Items from an interface collection:

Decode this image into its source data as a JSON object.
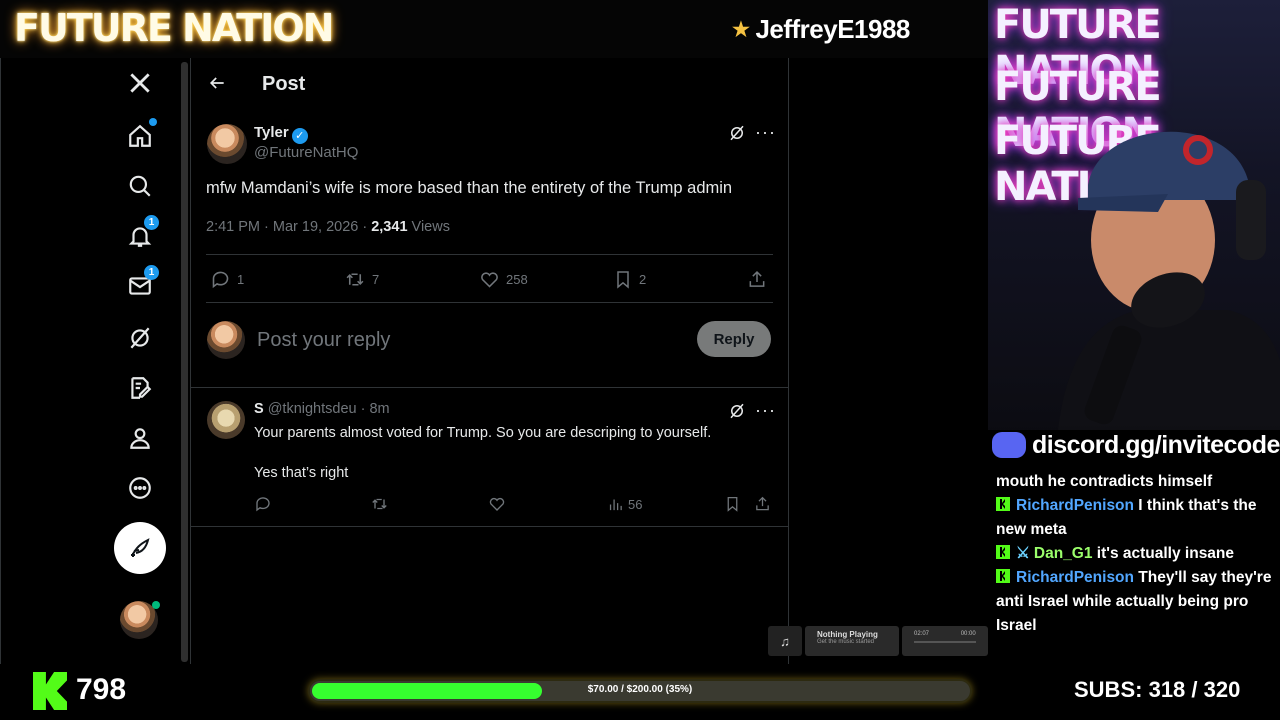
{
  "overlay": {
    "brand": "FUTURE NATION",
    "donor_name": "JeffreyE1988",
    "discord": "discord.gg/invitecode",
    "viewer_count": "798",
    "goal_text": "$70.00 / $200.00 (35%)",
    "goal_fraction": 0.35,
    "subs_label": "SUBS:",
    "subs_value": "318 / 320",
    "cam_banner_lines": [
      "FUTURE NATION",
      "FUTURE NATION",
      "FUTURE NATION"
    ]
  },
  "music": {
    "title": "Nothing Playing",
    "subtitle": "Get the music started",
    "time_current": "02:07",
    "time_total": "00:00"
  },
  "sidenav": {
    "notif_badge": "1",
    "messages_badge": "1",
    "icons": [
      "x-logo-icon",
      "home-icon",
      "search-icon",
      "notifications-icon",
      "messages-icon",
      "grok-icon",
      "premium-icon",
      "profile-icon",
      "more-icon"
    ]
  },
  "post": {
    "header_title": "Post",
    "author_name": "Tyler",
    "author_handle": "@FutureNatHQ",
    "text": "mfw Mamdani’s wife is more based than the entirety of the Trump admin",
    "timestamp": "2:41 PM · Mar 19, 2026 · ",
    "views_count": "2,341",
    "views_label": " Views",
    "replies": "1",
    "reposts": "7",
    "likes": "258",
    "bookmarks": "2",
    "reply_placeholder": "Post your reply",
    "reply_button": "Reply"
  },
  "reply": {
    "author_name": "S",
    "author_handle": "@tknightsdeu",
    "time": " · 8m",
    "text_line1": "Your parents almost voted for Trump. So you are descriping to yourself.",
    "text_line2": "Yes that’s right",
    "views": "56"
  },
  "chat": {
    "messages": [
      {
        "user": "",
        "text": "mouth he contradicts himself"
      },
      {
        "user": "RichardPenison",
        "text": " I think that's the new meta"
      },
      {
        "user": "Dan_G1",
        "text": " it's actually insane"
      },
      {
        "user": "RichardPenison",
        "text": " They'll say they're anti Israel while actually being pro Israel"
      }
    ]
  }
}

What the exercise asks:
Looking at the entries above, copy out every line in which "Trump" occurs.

Answer section:
    "text": "mfw Mamdani’s wife is more based than the entirety of the Trump admin",
    "text_line1": "Your parents almost voted for Trump. So you are descriping to yourself.",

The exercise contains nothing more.